As for Japan's Masahiro Tanaka, we have known for some time the Yankees want him badly. From the initial plan this winter, Tanaka joined Robinson Cano, Brian McCann and Carlos Beltran atop the Yankees' wish list. The Yankees would love to make it 3-for-4, with Jacoby Ellsbury pinch hitting for Cano.
Tanaka wants to play in the United States in 2014, while his team, the Rakuten Golden Eagles, is undecided about making him available.
The Yankees aren't undecided on him. While the $189 million payroll threshold is out the window unless Alex Rodriguez remains suspended -- and even then, they might not make it -- the Yankees will go all out for Tanaka, feeling he is exactly what they need: a high-end, young starter to bring buzz to the Bronx.
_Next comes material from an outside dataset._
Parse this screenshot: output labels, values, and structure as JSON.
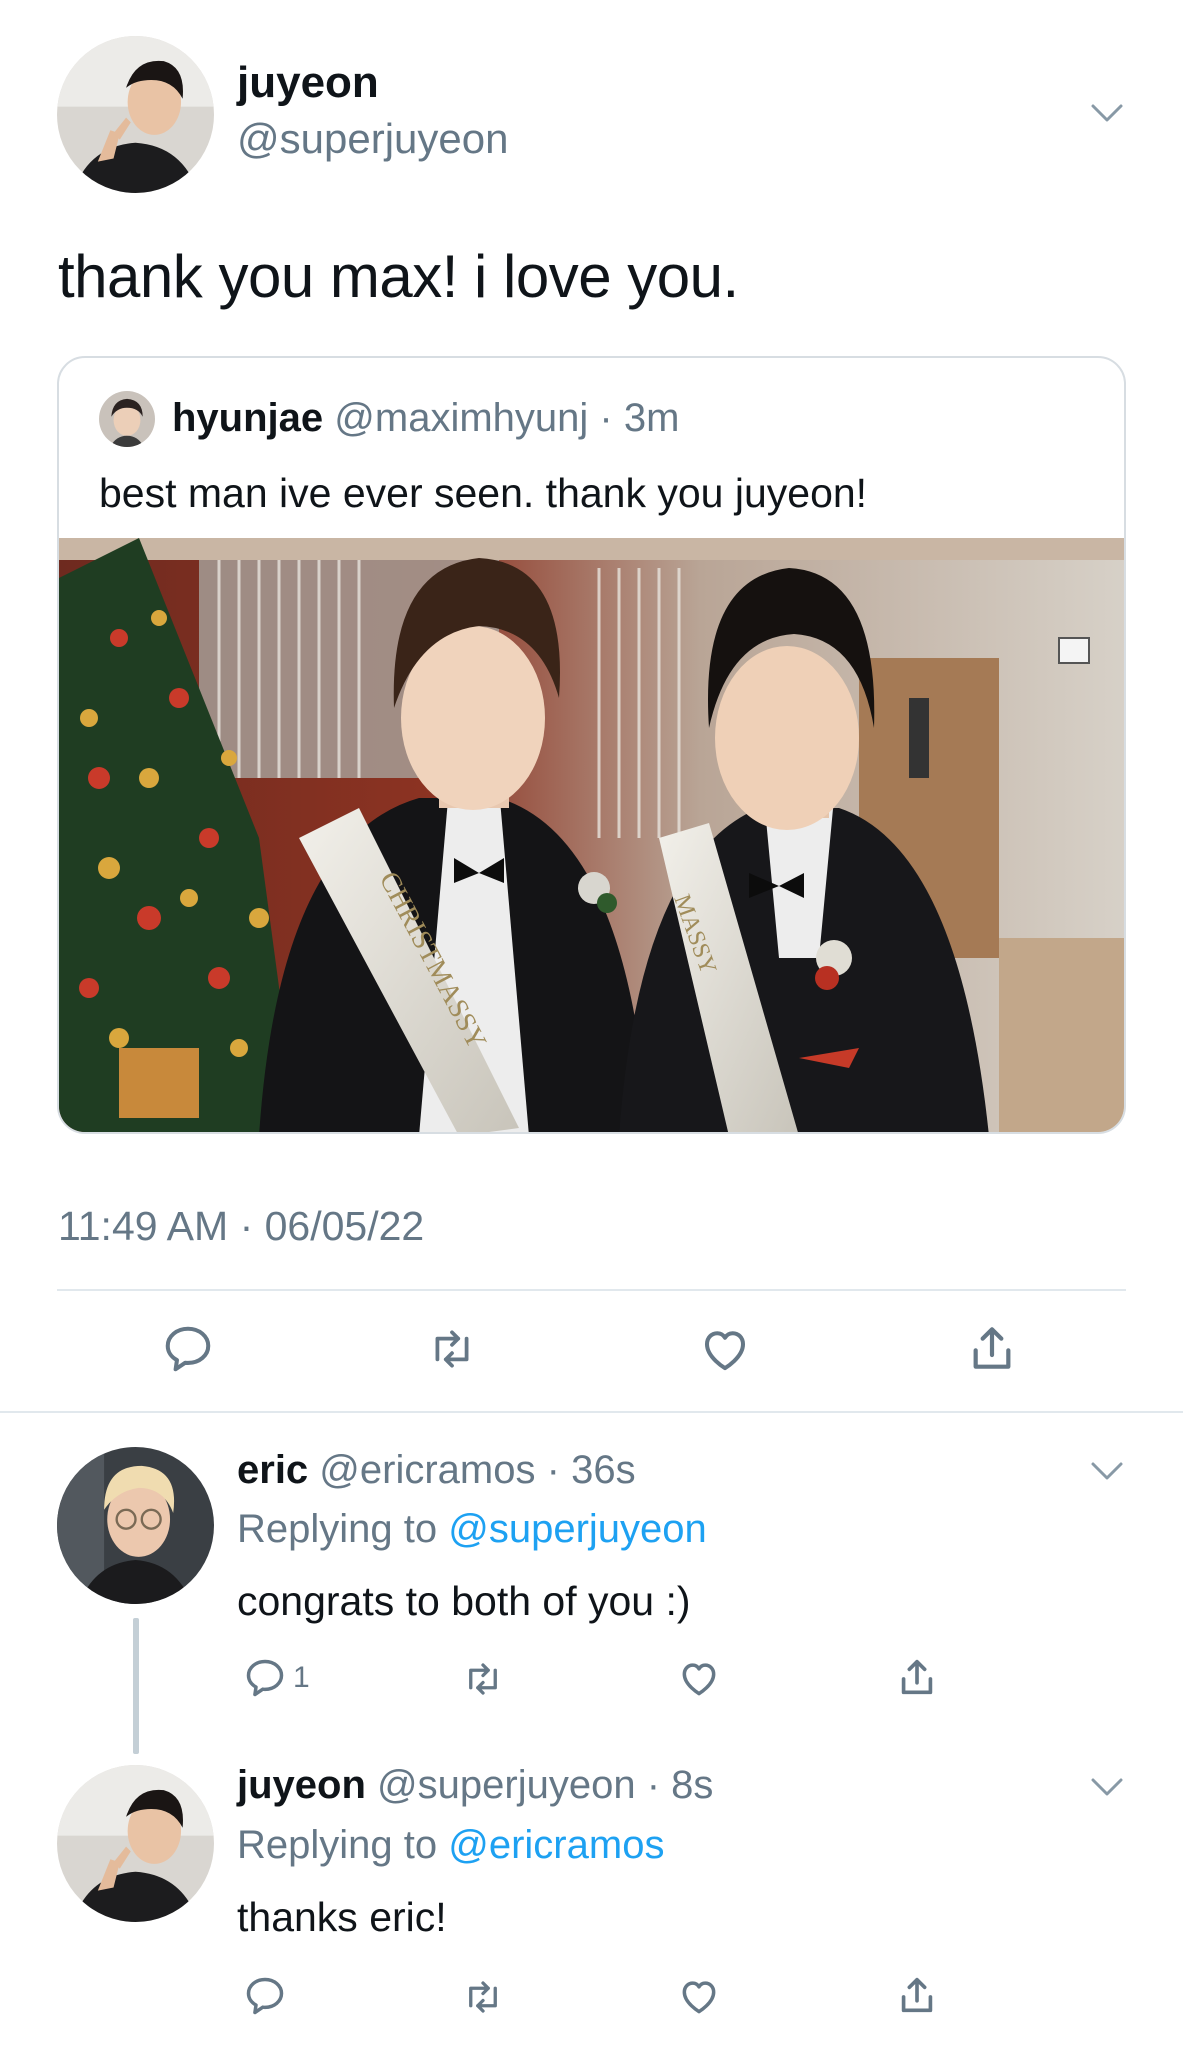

There is a feeling among some that the Yankees are destined for more free Octobers. The signing of players in their late 30s, like Tuesday's deal for Brian Roberts and picking up reliever Matt Thornton, are just Band-Aids.
That might end up being true, but Tanaka might be the guy who changes everything. Despite his undefeated season, however, no one knows if he is the next Yu Darvish or Kei Igawa.
The Yankees have to take that chance and then hope their high-end, high-level pitching fortunes change quickly. Michael Pineda turns 25 next month, while Manny Banuelos is just 22.
Pineda is returning from a serious shoulder injury, while Banuelos has a Tommy John scar on his left elbow. They might end up being nothing, but if they are something -- let's say No. 3 or 4 starters -- and Tanaka becomes an ace, then a year from now the Yankees' rotation could be:
2. CC Sabathia
3. Ivan Nova
They would have depth with David Phelps, Adam Warren and Vidal Nuno. Suddenly, the future would look a lot different.
Of course, there are a lot of "candies and nuts" in that scenario, but the Yankees have one big move left in them this offseason -- and it is Tanaka.